That finding wouldn't surprise Dr. Diana Martins-Welch, a New York geriatric physician who co-authored her own survey that found that two-thirds of older adults who use medical marijuana to manage chronic pain significantly reduced their dependence on opioid painkillers. “Seniors who use marijuana for pain are overwhelmingly positive about the experience,” she told “That's why it's really important to get marijuana legalized on a federal level so we can do more large-scale evidence-based studies that will point to the best ways more people, seniors especially, can be helped.”

4. Legalizing marijuana means safer products and safer ways to use them.

The cannabis that's sold at dispensaries has been laboratory-tested for the presence of pesticides, solvents, mold, and other contaminants. What's more, dispensaries offer cannabis in a wide range of formats, including tinctures, sublingual strips, vape pensediblescapsulesbalms, patches, and suppositories.

This means that you can avoid the ill effects of smoking, a method even the most ardent medical marijuana practitioners advise against. “As physicians, we don't like to recommend that people smoke in any form because, obviously, that's not good for you,” Dr. Jordan Tishler, a Harvard-trained physician who runs InhaleMD, a cannabis-focused medical practice in Boston, told What's more, other methods of consumption allow for more precise dosing and the ability to choose the onset and duration of marijuana's effects that best suits whatever condition patients are trying to address.

5. Not all cannabis products make you high.

Cannabidiol (CBD) , isn't intoxicating, but it has a wide range of therapeutic benefits, such as reducing inflammation or calming anxiety. What's more, CBD can be combined with a very low dose of THC, its intoxicating sister compound, to address an even wider range of ailments, including menstrual cramps and nausea from chemotherapy. With the right ratio of CBD to THC, people won't notice any mood changes or compromise in their abilities to do their normal activities, but they might well find themselves sleeping better and experiencing fewer aches and pains.

6. Legalized marijuana does not lead to higher rates of use among minors.

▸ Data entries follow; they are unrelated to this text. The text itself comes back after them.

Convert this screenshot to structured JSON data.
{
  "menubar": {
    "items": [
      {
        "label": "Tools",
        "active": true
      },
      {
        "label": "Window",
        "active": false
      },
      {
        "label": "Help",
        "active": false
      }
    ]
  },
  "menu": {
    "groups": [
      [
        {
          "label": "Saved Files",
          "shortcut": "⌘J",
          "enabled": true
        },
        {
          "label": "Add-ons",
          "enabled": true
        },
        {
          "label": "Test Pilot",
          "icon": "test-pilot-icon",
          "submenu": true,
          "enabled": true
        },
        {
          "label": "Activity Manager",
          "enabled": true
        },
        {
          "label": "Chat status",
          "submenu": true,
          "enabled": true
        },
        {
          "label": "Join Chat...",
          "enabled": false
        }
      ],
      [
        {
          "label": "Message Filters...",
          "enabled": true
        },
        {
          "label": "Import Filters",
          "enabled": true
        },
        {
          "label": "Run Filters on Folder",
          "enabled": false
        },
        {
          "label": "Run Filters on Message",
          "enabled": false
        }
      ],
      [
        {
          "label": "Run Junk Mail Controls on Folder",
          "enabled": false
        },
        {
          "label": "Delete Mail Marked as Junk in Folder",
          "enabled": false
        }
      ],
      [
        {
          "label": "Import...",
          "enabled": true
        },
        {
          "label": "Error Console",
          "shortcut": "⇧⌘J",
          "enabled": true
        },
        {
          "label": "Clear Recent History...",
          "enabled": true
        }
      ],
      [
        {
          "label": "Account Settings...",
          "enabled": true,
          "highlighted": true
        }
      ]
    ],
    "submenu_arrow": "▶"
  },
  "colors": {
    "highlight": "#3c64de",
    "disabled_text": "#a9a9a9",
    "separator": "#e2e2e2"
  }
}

If it did, we'd be seeing an explosion in marijuana consumption among teens as more and more states have moved toward some form of legalization. That's not happening. Rather, data collected by the Centers for Disease Control and Prevention (CDC) show that between 1995 and 2015, marijuana use among high school students dipped a bit. The percentage that had ever consumed cannabis dropped from 42.4 percent to 38.6 percent, while the percentage that had consumed marijuana at least once in the last month fell from 25.3 percent to 21.7 percent. Similar dips are being seen over the past few years in states such as OregonColorado, and Alaska, all of which have recreational marijuana laws on the books.